On Sunday, November 27, Lyman wrote, “Gibbon is made, considering the appointment of Humphreys, to temporary command of the corps, a slight. He’s a fool! Gen. Meade has done everything for him, and now he sulks and asks to be relieved. Roger A. Pryor, once noted as a brawling congressman, was captured while trying to exchange papers on the picket line. He is only a private soldier, having fallen from his high estate as general. Grant has promised Meade a Major Generalcy in the regular service. In fact Meade went to him & said: ‘When you came first down, I said I was willing to resign and give my position to some other; but you replied you wished me to stay. I have been overshadowed here by you, doing hard work; the success has always been laid to you, the failure on me. You promised me long ago a Major Generalcy. When Sherman was made you said you wished him to rank first–that was all well. Then you wish to give me the Middle Department. It slips through y our fingers and Sheridan has it. Then he is made Major General and I am left out. You continually profess to be my friend, but your friendship is the ruin of me. You allow the papers to heap lies on me, when a word fro you would set it right; you allow honors to fall to others while I am left to work obscurely. This will debase me before my own army & if it is to go on I wish to be relieved.’ Grant was much moved thereat and went to Washington and had the matter arranged.” [pp. 300-301] His entry for Sunday, December 4 reads, “Gibbon has gotten over his mad, on a complimentary endorsement from Grant, and will continue with his division. Meade is rather indignant that his endorsement would not pacify Gibbon, who owes everything to him. A telegraph came from Stanton announcing to the General that he had been made a Major General in the regular army, to rank next Sherman. Whereat he was right content.” [p. 303]

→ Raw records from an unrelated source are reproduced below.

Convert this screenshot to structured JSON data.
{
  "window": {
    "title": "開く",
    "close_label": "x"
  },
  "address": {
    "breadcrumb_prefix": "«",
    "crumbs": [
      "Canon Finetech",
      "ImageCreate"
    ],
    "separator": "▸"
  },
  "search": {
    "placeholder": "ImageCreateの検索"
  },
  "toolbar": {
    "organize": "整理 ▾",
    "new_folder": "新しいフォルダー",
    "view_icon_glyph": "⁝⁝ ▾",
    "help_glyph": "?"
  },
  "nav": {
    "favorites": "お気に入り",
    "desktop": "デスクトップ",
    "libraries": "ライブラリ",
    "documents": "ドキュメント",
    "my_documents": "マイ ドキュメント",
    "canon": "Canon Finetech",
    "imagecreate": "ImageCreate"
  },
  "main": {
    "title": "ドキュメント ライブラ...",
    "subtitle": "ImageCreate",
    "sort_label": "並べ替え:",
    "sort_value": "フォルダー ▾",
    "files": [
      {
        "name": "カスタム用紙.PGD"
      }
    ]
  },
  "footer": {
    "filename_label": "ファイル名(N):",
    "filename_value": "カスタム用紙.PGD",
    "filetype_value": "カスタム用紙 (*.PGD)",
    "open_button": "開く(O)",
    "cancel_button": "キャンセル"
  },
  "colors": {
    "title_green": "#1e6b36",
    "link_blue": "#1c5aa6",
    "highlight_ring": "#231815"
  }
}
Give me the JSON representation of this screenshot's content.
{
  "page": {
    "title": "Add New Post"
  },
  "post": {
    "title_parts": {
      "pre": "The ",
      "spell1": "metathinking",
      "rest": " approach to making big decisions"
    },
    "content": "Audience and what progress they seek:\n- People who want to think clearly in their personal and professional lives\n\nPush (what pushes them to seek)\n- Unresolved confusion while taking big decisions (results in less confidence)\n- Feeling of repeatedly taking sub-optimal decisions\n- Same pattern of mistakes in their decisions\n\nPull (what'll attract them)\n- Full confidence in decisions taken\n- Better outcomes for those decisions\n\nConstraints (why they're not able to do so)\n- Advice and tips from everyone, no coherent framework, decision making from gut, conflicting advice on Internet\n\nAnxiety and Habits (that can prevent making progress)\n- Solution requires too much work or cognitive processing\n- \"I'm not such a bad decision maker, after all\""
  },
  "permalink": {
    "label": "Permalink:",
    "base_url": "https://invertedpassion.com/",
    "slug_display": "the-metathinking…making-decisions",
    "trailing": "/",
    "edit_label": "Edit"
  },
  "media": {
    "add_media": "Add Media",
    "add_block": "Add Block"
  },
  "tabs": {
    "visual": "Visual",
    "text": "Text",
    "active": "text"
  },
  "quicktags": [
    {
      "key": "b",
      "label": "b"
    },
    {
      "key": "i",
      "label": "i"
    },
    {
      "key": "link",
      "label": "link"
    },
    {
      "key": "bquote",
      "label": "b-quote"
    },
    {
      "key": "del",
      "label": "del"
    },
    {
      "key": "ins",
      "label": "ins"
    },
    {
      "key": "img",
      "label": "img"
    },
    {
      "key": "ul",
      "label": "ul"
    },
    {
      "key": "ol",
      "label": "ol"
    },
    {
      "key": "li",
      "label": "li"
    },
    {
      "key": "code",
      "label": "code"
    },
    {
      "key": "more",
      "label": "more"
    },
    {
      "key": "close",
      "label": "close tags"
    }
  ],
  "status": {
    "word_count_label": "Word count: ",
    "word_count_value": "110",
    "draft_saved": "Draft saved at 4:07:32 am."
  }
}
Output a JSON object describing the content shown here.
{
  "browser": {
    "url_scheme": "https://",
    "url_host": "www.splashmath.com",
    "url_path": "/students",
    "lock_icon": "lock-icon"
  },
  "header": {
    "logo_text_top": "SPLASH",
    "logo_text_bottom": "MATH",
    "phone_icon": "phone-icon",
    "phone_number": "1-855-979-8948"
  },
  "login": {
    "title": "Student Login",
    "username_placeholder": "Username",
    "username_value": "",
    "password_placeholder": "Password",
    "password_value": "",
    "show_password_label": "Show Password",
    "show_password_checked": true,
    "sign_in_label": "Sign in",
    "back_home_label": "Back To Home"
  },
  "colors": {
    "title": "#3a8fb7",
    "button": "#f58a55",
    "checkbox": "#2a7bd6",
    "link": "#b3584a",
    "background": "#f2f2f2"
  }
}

This book is an excellent source for anyone interested in understanding the inner workings of the high command of the Army of the Potomac. I highly recommend it for all serious students of the war.